If linear channels were to become freely available over-the-top, would operators rewrite their contracts, asks Julian Clover?
Amid all the talk in the United States of ‘cord cutting’, the term given to describe the decision to churn out of cable in favour of an over-the-top movie service such as Netflix, little thought is being given to the pay-basic channels that are the staples in any pay-TV package.
Some channels demand little or no carriage fee and are happy to offer their service direct to operators to sit in their basic or starter packages. So what if some of these channels start to do deals directly with the manufacturers of Connected TVs? Well, Euronews has done just that, placing content from four of its language services into Panasonic Viera Cast TV sets. In addition to an up to date news bulletin, Panasonic owners will be able to pull in some of Euronews’ feature programming including No Comment, the programme that has turned the raw news feed into an art form.
You can read this one of two ways, on demand is the way to go and for Euronews, this is the way of the future.
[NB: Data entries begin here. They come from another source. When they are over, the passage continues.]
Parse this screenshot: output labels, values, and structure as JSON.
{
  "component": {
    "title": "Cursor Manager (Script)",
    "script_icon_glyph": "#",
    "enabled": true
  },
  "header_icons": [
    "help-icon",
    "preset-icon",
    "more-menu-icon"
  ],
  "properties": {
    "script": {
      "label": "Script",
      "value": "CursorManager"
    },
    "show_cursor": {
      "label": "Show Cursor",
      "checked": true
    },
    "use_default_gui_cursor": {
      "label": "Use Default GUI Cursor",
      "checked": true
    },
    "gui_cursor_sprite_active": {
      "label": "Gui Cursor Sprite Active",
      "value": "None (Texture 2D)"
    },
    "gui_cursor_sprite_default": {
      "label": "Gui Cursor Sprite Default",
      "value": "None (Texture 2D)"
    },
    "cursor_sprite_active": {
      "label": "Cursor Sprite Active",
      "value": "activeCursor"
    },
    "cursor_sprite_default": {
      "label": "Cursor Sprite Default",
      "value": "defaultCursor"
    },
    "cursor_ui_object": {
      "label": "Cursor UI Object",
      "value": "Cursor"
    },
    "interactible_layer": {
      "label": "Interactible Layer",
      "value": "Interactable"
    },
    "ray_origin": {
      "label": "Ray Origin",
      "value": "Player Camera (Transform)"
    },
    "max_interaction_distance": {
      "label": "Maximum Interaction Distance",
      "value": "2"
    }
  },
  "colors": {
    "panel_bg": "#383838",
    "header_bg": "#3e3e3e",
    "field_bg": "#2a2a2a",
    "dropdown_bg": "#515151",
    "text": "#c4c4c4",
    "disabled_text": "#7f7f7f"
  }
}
Or the channel is showcasing its best efforts in a way that will encourage people to view the regular linear transmissions. In a way this feels a little perverse, having installed a set-top box from the local cable or satellite provider, you switch it on to enjoy an array of linear channels but have to turn it off again to watch the VOD content that encouraged you to make the purchase.
It is however something of a logical move for multichannel broadcasters. Connected TVs already give access to on demand movies and content from some of the major national broadcasters, even if both the availability and breadth is patchy, so it follows that niche channels should be there too. You could say that channels like Discovery, Eurosport, ESPN and CNN, all of which have on demand content available on their websites, might also want to have a Connected TV presence, but then you have to decide if and how you might want to monetise that content.
But before all of this it might be time to check that contract. When broadband TV emerged as a viable distribution option a few years ago, cablecos not unreasonably began to decline carriage fees for channels that also had 24/7 distribution on the internet. After all how might you expect to make a business out of something that was being given away elsewhere, even if it was your cable modems that were assisting in the ‘free’ distribution model. Despite the current enthusiasm for multiscreen delivery it would come as no surprise were operators to adopt similar judgements for content available on a TV that was connected to something other than their set-top.